MeltSixteen-year-old Dorothy is new to town, affluent and sophisticated. She’s trying to fit in, and joins her new pal Amy at the local hangout, a doughnut and coffee shop. It’s there she locks eyes and instantly falls for Joey, bruised and damaged but equally smitten. It took all I had as a reader to keep going, especially since the book opens with a brutal description of domestic violence. Written in alternating voices, Joey’s story is written in verse form while Dorothy, the literate one, writes in full narrative prose. At first I thought the shift was also in time, revealing how hate between husband and wife originally began as love. But no, it’s the story of Joey’s family life, intended to reinforce how different the lives are for these mismatched teens. Read more of this post

The Opposite of Maybe, by Maddie Dawson (2014)

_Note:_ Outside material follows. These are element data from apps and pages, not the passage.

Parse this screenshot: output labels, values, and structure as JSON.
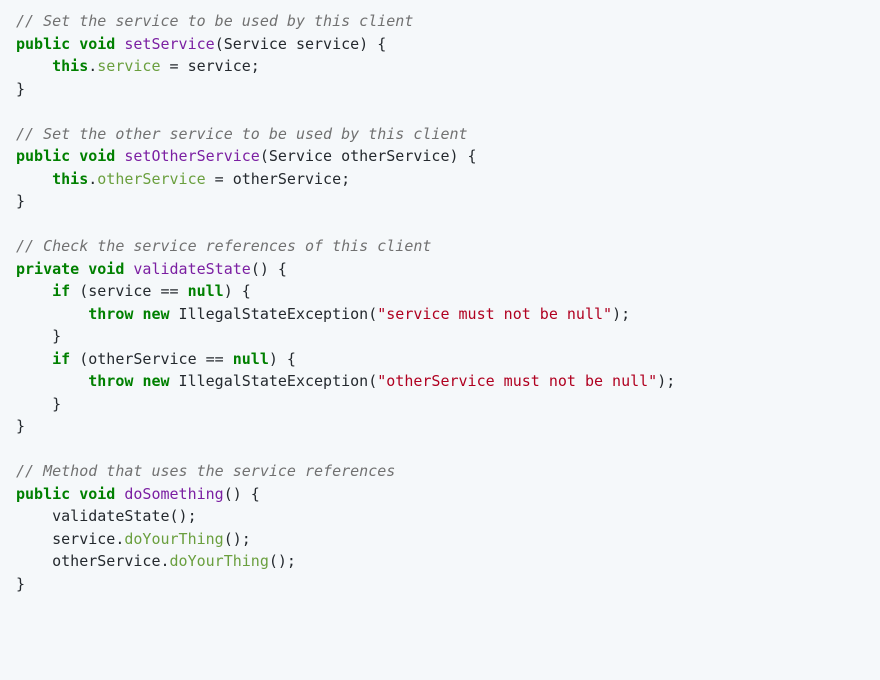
{
  "language": "java",
  "tokens": [
    [
      {
        "t": "c",
        "v": "// Set the service to be used by this client"
      }
    ],
    [
      {
        "t": "kw",
        "v": "public"
      },
      {
        "t": "op",
        "v": " "
      },
      {
        "t": "kw",
        "v": "void"
      },
      {
        "t": "op",
        "v": " "
      },
      {
        "t": "fn",
        "v": "setService"
      },
      {
        "t": "op",
        "v": "(Service service) {"
      }
    ],
    [
      {
        "t": "op",
        "v": "    "
      },
      {
        "t": "kw",
        "v": "this"
      },
      {
        "t": "op",
        "v": "."
      },
      {
        "t": "id",
        "v": "service"
      },
      {
        "t": "op",
        "v": " = service;"
      }
    ],
    [
      {
        "t": "op",
        "v": "}"
      }
    ],
    [
      {
        "t": "op",
        "v": ""
      }
    ],
    [
      {
        "t": "c",
        "v": "// Set the other service to be used by this client"
      }
    ],
    [
      {
        "t": "kw",
        "v": "public"
      },
      {
        "t": "op",
        "v": " "
      },
      {
        "t": "kw",
        "v": "void"
      },
      {
        "t": "op",
        "v": " "
      },
      {
        "t": "fn",
        "v": "setOtherService"
      },
      {
        "t": "op",
        "v": "(Service otherService) {"
      }
    ],
    [
      {
        "t": "op",
        "v": "    "
      },
      {
        "t": "kw",
        "v": "this"
      },
      {
        "t": "op",
        "v": "."
      },
      {
        "t": "id",
        "v": "otherService"
      },
      {
        "t": "op",
        "v": " = otherService;"
      }
    ],
    [
      {
        "t": "op",
        "v": "}"
      }
    ],
    [
      {
        "t": "op",
        "v": ""
      }
    ],
    [
      {
        "t": "c",
        "v": "// Check the service references of this client"
      }
    ],
    [
      {
        "t": "kw",
        "v": "private"
      },
      {
        "t": "op",
        "v": " "
      },
      {
        "t": "kw",
        "v": "void"
      },
      {
        "t": "op",
        "v": " "
      },
      {
        "t": "fn",
        "v": "validateState"
      },
      {
        "t": "op",
        "v": "() {"
      }
    ],
    [
      {
        "t": "op",
        "v": "    "
      },
      {
        "t": "kw",
        "v": "if"
      },
      {
        "t": "op",
        "v": " (service == "
      },
      {
        "t": "nl",
        "v": "null"
      },
      {
        "t": "op",
        "v": ") {"
      }
    ],
    [
      {
        "t": "op",
        "v": "        "
      },
      {
        "t": "kw",
        "v": "throw"
      },
      {
        "t": "op",
        "v": " "
      },
      {
        "t": "kw",
        "v": "new"
      },
      {
        "t": "op",
        "v": " IllegalStateException("
      },
      {
        "t": "str",
        "v": "\"service must not be null\""
      },
      {
        "t": "op",
        "v": ");"
      }
    ],
    [
      {
        "t": "op",
        "v": "    }"
      }
    ],
    [
      {
        "t": "op",
        "v": "    "
      },
      {
        "t": "kw",
        "v": "if"
      },
      {
        "t": "op",
        "v": " (otherService == "
      },
      {
        "t": "nl",
        "v": "null"
      },
      {
        "t": "op",
        "v": ") {"
      }
    ],
    [
      {
        "t": "op",
        "v": "        "
      },
      {
        "t": "kw",
        "v": "throw"
      },
      {
        "t": "op",
        "v": " "
      },
      {
        "t": "kw",
        "v": "new"
      },
      {
        "t": "op",
        "v": " IllegalStateException("
      },
      {
        "t": "str",
        "v": "\"otherService must not be null\""
      },
      {
        "t": "op",
        "v": ");"
      }
    ],
    [
      {
        "t": "op",
        "v": "    }"
      }
    ],
    [
      {
        "t": "op",
        "v": "}"
      }
    ],
    [
      {
        "t": "op",
        "v": ""
      }
    ],
    [
      {
        "t": "c",
        "v": "// Method that uses the service references"
      }
    ],
    [
      {
        "t": "kw",
        "v": "public"
      },
      {
        "t": "op",
        "v": " "
      },
      {
        "t": "kw",
        "v": "void"
      },
      {
        "t": "op",
        "v": " "
      },
      {
        "t": "fn",
        "v": "doSomething"
      },
      {
        "t": "op",
        "v": "() {"
      }
    ],
    [
      {
        "t": "op",
        "v": "    validateState();"
      }
    ],
    [
      {
        "t": "op",
        "v": "    service."
      },
      {
        "t": "id",
        "v": "doYourThing"
      },
      {
        "t": "op",
        "v": "();"
      }
    ],
    [
      {
        "t": "op",
        "v": "    otherService."
      },
      {
        "t": "id",
        "v": "doYourThing"
      },
      {
        "t": "op",
        "v": "();"
      }
    ],
    [
      {
        "t": "op",
        "v": "}"
      }
    ]
  ]
}
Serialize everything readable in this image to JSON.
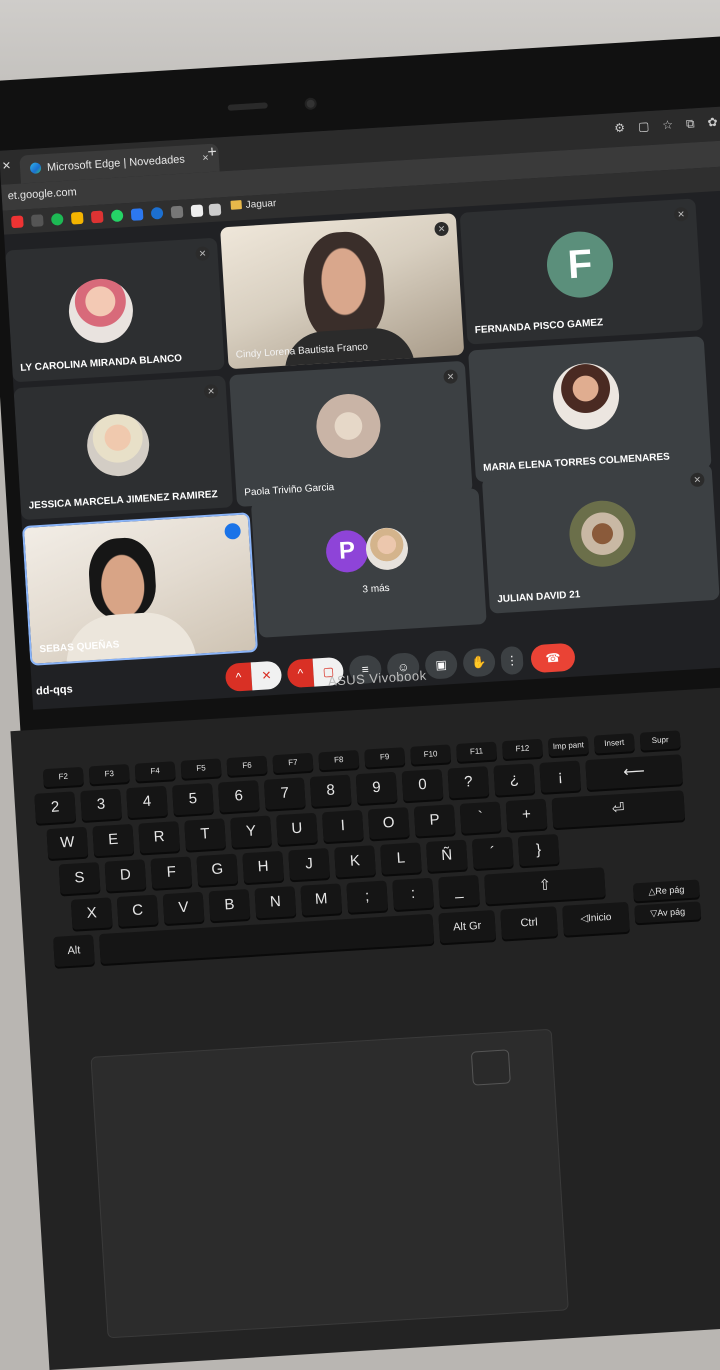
{
  "browser": {
    "tab_title": "Microsoft Edge | Novedades",
    "tab_close": "×",
    "new_tab": "+",
    "url": "et.google.com",
    "bookmark_folder": "Jaguar"
  },
  "meet": {
    "participants": [
      {
        "name": "LY CAROLINA MIRANDA BLANCO"
      },
      {
        "name": "Cindy Lorena Bautista Franco"
      },
      {
        "name": "FERNANDA PISCO GAMEZ",
        "initial": "F"
      },
      {
        "name": "JESSICA MARCELA JIMENEZ RAMIREZ"
      },
      {
        "name": "Paola Triviño Garcia"
      },
      {
        "name": "MARIA ELENA TORRES COLMENARES"
      },
      {
        "name": "SEBAS   QUEÑAS"
      },
      {
        "name": "3 más",
        "initial": "P"
      },
      {
        "name": "JULIAN DAVID 21"
      }
    ],
    "meeting_code": "dd-qqs"
  },
  "laptop": {
    "brand": "ASUS Vivobook"
  },
  "keyboard": {
    "row_num": [
      "2",
      "3",
      "4",
      "5",
      "6",
      "7",
      "8",
      "9",
      "0",
      "?",
      "¿",
      "¡"
    ],
    "row_q": [
      "W",
      "E",
      "R",
      "T",
      "Y",
      "U",
      "I",
      "O",
      "P",
      "`",
      "+"
    ],
    "row_a": [
      "S",
      "D",
      "F",
      "G",
      "H",
      "J",
      "K",
      "L",
      "Ñ",
      "´",
      "}"
    ],
    "row_z": [
      "X",
      "C",
      "V",
      "B",
      "N",
      "M",
      ";",
      ":",
      "_"
    ],
    "alt": "Alt",
    "altgr": "Alt Gr",
    "ctrl": "Ctrl",
    "inicio": "◁Inicio",
    "repag": "△Re pág",
    "avpag": "▽Av pág",
    "insert": "Insert",
    "supr": "Supr",
    "imp": "Imp pant"
  },
  "colors": {
    "meet_bg": "#202124",
    "tile_bg": "#3c4043",
    "end_call": "#ea4335",
    "muted": "#d93025",
    "avatar_f": "#5b8f7b",
    "avatar_p": "#8e44d8"
  }
}
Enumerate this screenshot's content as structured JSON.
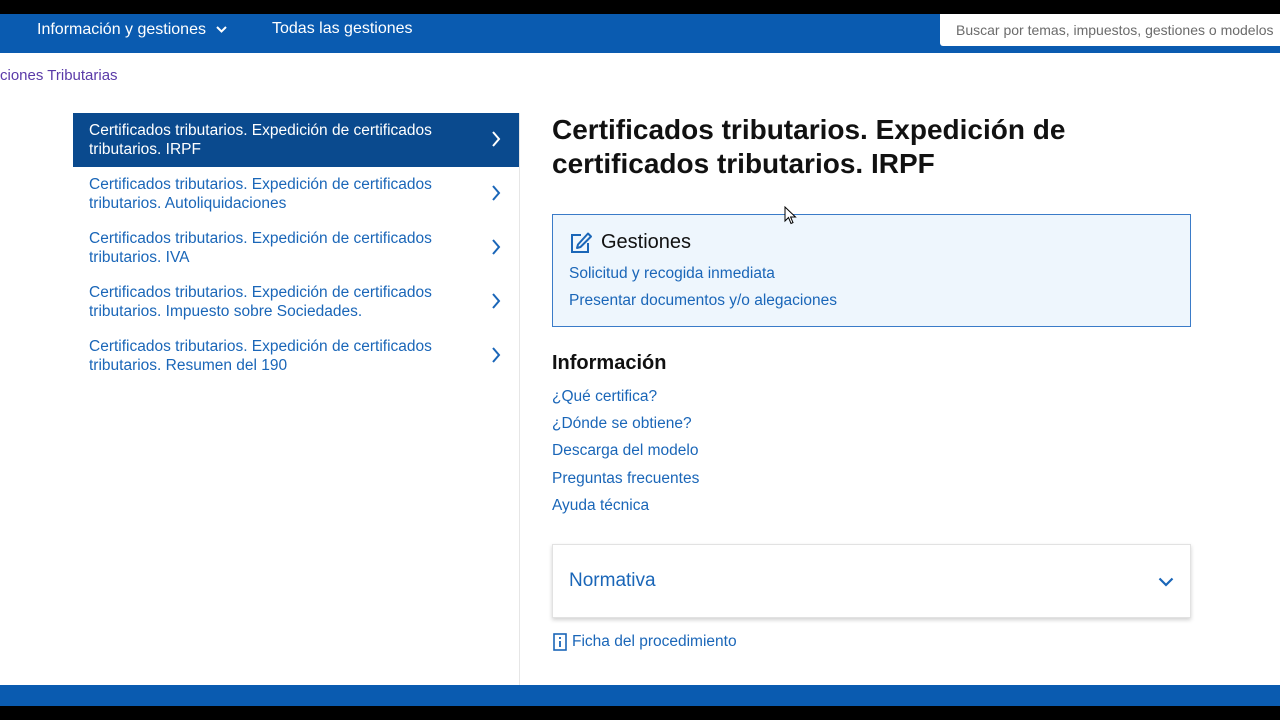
{
  "nav": {
    "info_label": "Información y gestiones",
    "all_label": "Todas las gestiones"
  },
  "search": {
    "placeholder": "Buscar por temas, impuestos, gestiones o modelos"
  },
  "breadcrumb": {
    "text": "ciones Tributarias"
  },
  "sidebar": {
    "items": [
      {
        "label": "Certificados tributarios. Expedición de certificados tributarios. IRPF",
        "active": true
      },
      {
        "label": "Certificados tributarios. Expedición de certificados tributarios. Autoliquidaciones"
      },
      {
        "label": "Certificados tributarios. Expedición de certificados tributarios. IVA"
      },
      {
        "label": "Certificados tributarios. Expedición de certificados tributarios. Impuesto sobre Sociedades."
      },
      {
        "label": "Certificados tributarios. Expedición de certificados tributarios. Resumen del 190"
      }
    ]
  },
  "main": {
    "title": "Certificados tributarios. Expedición de certificados tributarios. IRPF",
    "gestiones": {
      "heading": "Gestiones",
      "links": [
        "Solicitud y recogida inmediata",
        "Presentar documentos y/o alegaciones"
      ]
    },
    "informacion": {
      "heading": "Información",
      "links": [
        "¿Qué certifica?",
        "¿Dónde se obtiene?",
        "Descarga del modelo",
        "Preguntas frecuentes",
        "Ayuda técnica"
      ]
    },
    "normativa": {
      "heading": "Normativa"
    },
    "ficha": {
      "label": "Ficha del procedimiento"
    }
  },
  "icons": {
    "nav_caret": "chevron-down-icon",
    "side_chevron": "chevron-right-icon",
    "gestiones": "edit-icon",
    "normativa": "chevron-down-icon",
    "ficha": "document-info-icon"
  },
  "colors": {
    "brand_blue": "#0a5bb0",
    "active_item": "#0a4a8e",
    "link": "#1a66b8",
    "panel_bg": "#eef6fd",
    "breadcrumb": "#5a3aa8"
  }
}
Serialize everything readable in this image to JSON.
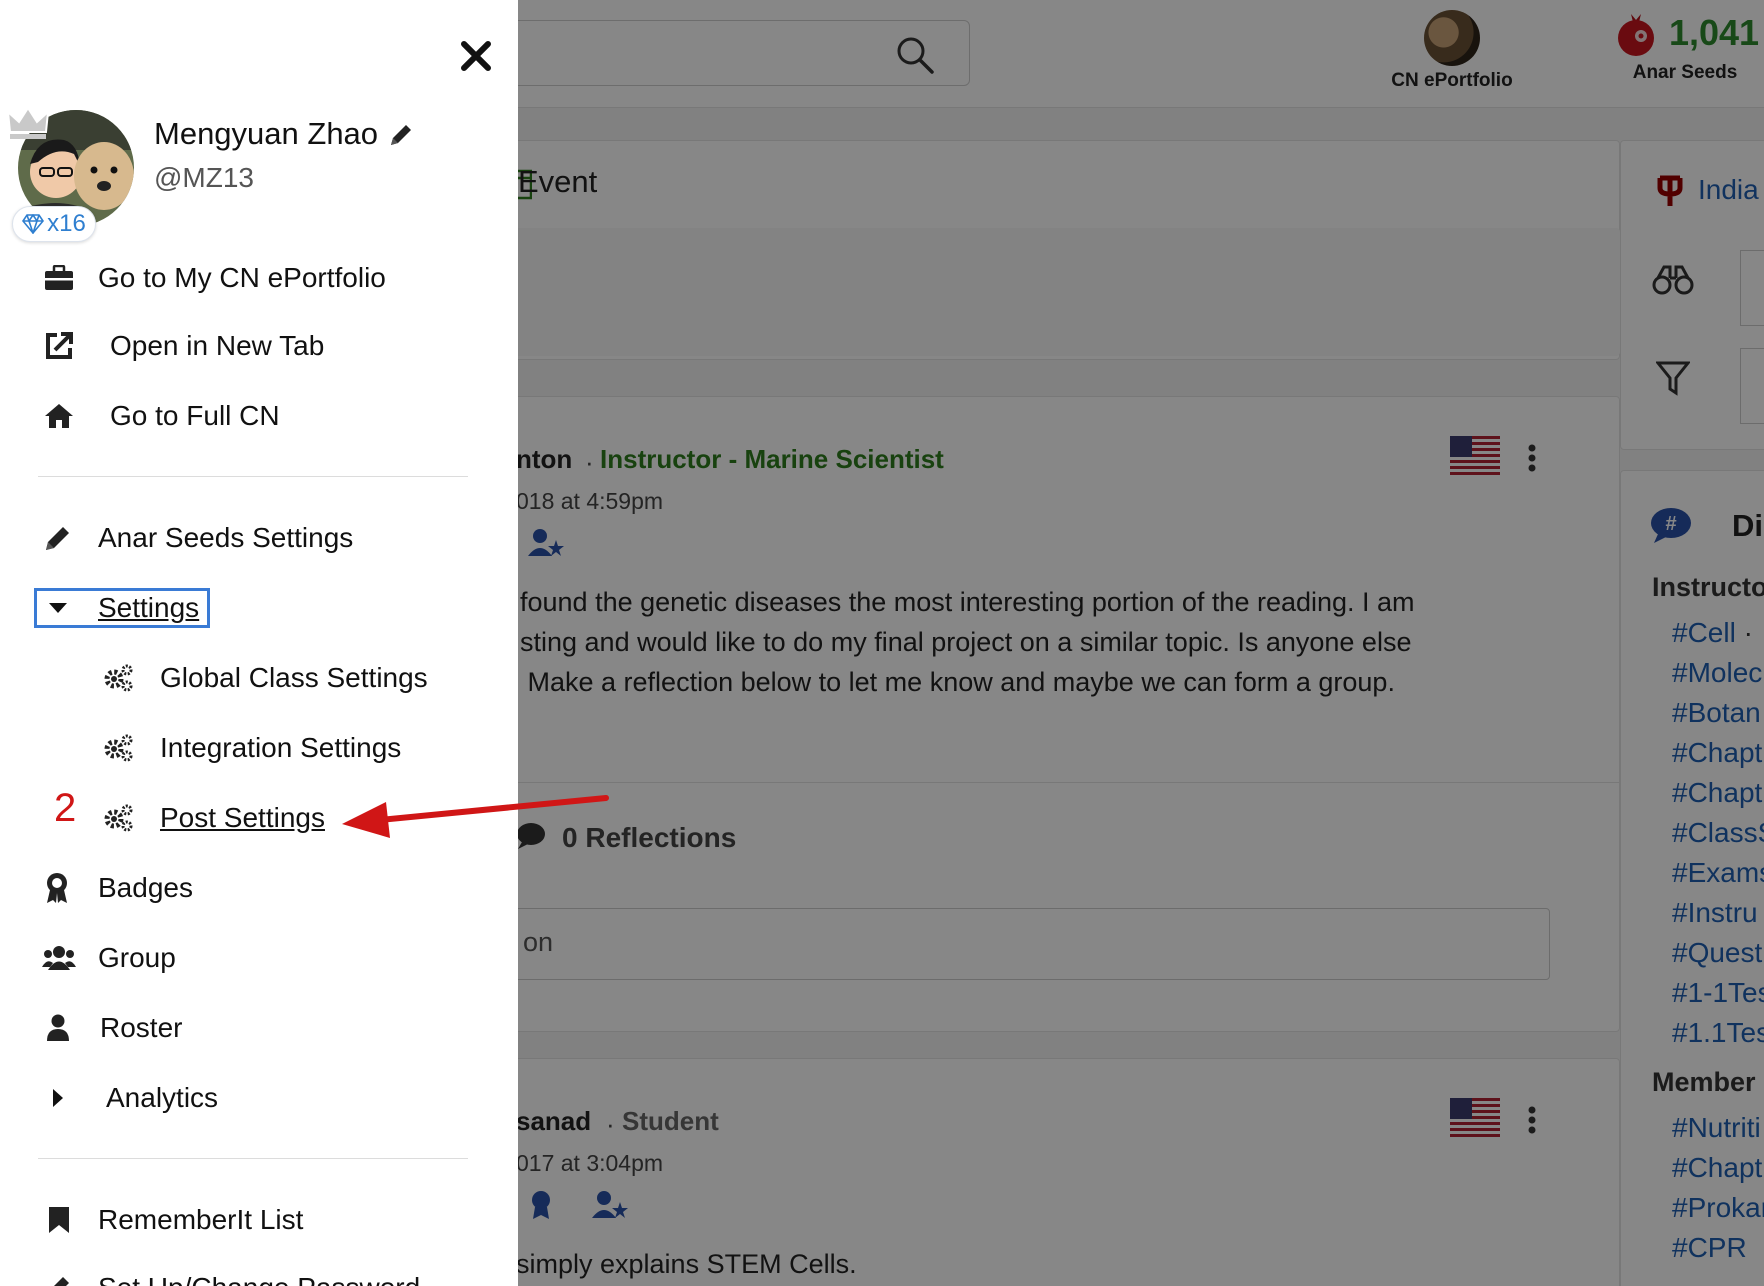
{
  "topbar": {
    "portfolio_label": "CN ePortfolio",
    "seeds_count": "1,041",
    "seeds_label": "Anar Seeds"
  },
  "feed": {
    "event_title": "Event",
    "post1": {
      "author_fragment": "nton",
      "separator": "·",
      "role": "Instructor - Marine Scientist",
      "date_fragment": "018 at 4:59pm",
      "body_lines": [
        "found the genetic diseases the most interesting portion of the reading. I am",
        "sting and would like to do my final project on a similar topic. Is anyone else",
        " Make a reflection below to let me know and maybe we can form a group."
      ]
    },
    "reflections": "0 Reflections",
    "reply_placeholder_fragment": "on",
    "post2": {
      "author_fragment": "sanad",
      "separator": "·",
      "role": "Student",
      "date_fragment": "017 at 3:04pm",
      "body_fragment": "simply explains STEM Cells."
    }
  },
  "right_panel": {
    "school_fragment": "India",
    "discuss_fragment": "Di",
    "instructor_heading": "Instructo",
    "instructor_tags": [
      "#Cell",
      "#Molec",
      "#Botan",
      "#Chapt",
      "#Chapt",
      "#ClassS",
      "#Exams",
      "#Instru",
      "#Quest",
      "#1-1Tes",
      "#1.1Tes"
    ],
    "member_heading": "Member",
    "member_tags": [
      "#Nutriti",
      "#Chapt",
      "#Prokar",
      "#CPR"
    ],
    "cell_suffix": "·"
  },
  "drawer": {
    "user_name": "Mengyuan Zhao",
    "user_handle": "@MZ13",
    "gem_count": "x16",
    "items": {
      "eportfolio": "Go to My CN ePortfolio",
      "new_tab": "Open in New Tab",
      "full_cn": "Go to Full CN",
      "anar_seeds_settings": "Anar Seeds Settings",
      "settings": "Settings",
      "global_class_settings": "Global Class Settings",
      "integration_settings": "Integration Settings",
      "post_settings": "Post Settings",
      "badges": "Badges",
      "group": "Group",
      "roster": "Roster",
      "analytics": "Analytics",
      "rememberit_list": "RememberIt List",
      "set_password": "Set Up/Change Password"
    },
    "annotation_step": "2"
  },
  "colors": {
    "link_blue": "#1f5fb2",
    "seeds_green": "#2f8a2f",
    "role_green": "#2e7d1e",
    "annotation_red": "#d01616",
    "focus_blue": "#3a7bd5"
  }
}
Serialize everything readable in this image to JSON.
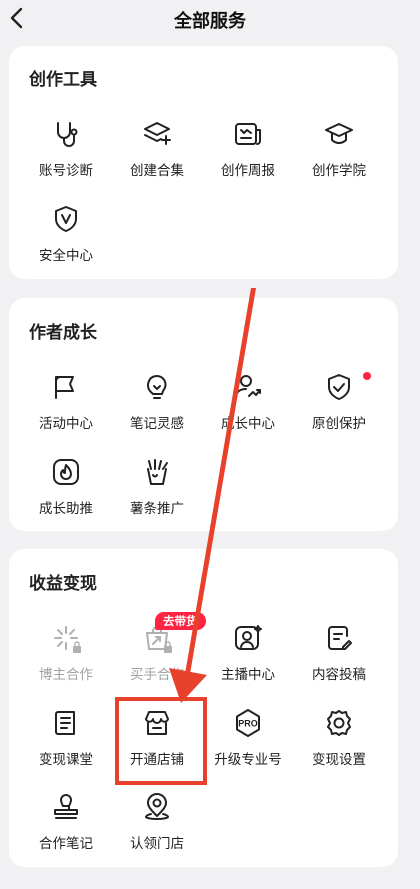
{
  "header": {
    "title": "全部服务"
  },
  "sections": [
    {
      "title": "创作工具",
      "items": [
        {
          "label": "账号诊断",
          "icon": "stethoscope-icon"
        },
        {
          "label": "创建合集",
          "icon": "stack-add-icon"
        },
        {
          "label": "创作周报",
          "icon": "report-icon"
        },
        {
          "label": "创作学院",
          "icon": "graduation-cap-icon"
        },
        {
          "label": "安全中心",
          "icon": "shield-v-icon"
        }
      ]
    },
    {
      "title": "作者成长",
      "items": [
        {
          "label": "活动中心",
          "icon": "flag-icon"
        },
        {
          "label": "笔记灵感",
          "icon": "lightbulb-icon"
        },
        {
          "label": "成长中心",
          "icon": "user-growth-icon"
        },
        {
          "label": "原创保护",
          "icon": "shield-check-icon",
          "dot": true
        },
        {
          "label": "成长助推",
          "icon": "flame-icon"
        },
        {
          "label": "薯条推广",
          "icon": "fries-icon"
        }
      ]
    },
    {
      "title": "收益变现",
      "items": [
        {
          "label": "博主合作",
          "icon": "sparkle-icon",
          "locked": true
        },
        {
          "label": "买手合作",
          "icon": "bag-share-icon",
          "locked": true,
          "badge": "去带货"
        },
        {
          "label": "主播中心",
          "icon": "anchor-portrait-icon"
        },
        {
          "label": "内容投稿",
          "icon": "doc-edit-icon"
        },
        {
          "label": "变现课堂",
          "icon": "notebook-icon"
        },
        {
          "label": "开通店铺",
          "icon": "storefront-icon"
        },
        {
          "label": "升级专业号",
          "icon": "pro-badge-icon"
        },
        {
          "label": "变现设置",
          "icon": "gear-icon"
        },
        {
          "label": "合作笔记",
          "icon": "stamp-icon"
        },
        {
          "label": "认领门店",
          "icon": "location-pin-icon"
        }
      ]
    }
  ],
  "colors": {
    "accent": "#ff2442",
    "annotation": "#e8412b",
    "background": "#f1f1f3"
  }
}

Contemporary Fiction
Adult (ovaries a must)
The Opposite of MaybeI don’t remember requesting this book, so when it arrived from the library and I read the synopsis, I sighed. More chicklit – really? Rosie is 44 years old and a single act of unprotected sex with her lover of 15 years gets her pregnant. She thinks it’s early menopause. Meanwhile, she is struggling with Soapie, her aging grandmother who is enjoying her own romance more than Rosie is with Jonathan. Soapie needs live-in care, and invites her gardener, hunky 33-year-old Tony who needs a place to stay as his marriage has disintegrated. This may be best described as a love pentangle … Predictable plot, redeemed somewhat with likeable characters and realistic dialogue. Read more of this post

The Storied Life of A.J. Fikry, by Gabrielle Zevin (2014)

Romance, sorta
The Storied Life of A.J. FikryA.J. Fikry is an irascible bookstore owner eking out a living on an East Coast island, grieving the loss of his wife and dousing the pain with alcohol. He pushes everyone away, including his sister-in-law and especially publisher reps who annoy him with fall lists and advance reading copies of trashy fiction. None can compare to the perfection of the short story, he asserts, a position reinforced by his serendipitous discovery of an incredibly valuable first edition of Poe’s early short stories. One evening, he passes out with the book in hand, only to wake up and discover the book is gone. Resigned to the loss, he nonetheless reports the theft, thus initiating a friendship with the local police chief who is not much of a reader. Read more of this post

Grasshopper Jungle, by Andrew Smith (2014)

Genre: Science Fiction
Appeal: 14-21
Grasshopper JungleRemember how impressed I was by the reliable science behind The Martian? Yeah, that doesn’t happen here. This can only be described as a darkly – nay, blackly – comic end-of-the-world coming-of-age twisted tale about sexual identity. Sixteen-year-old Austin Szerba is in love with both his best friend Robby and his girlfriend Shann. Still a virgin, he is “so confused” about his sexuality and what makes him horny, because pretty much everything does – a touch from Shann, a kiss from Robby, the thought of a threesome, Robby’s mother, the floor of a laundromat … at the same time, the end of the world as we know it has arrived in Eeling, Iowa, in the form of giant bugs. Read more of this post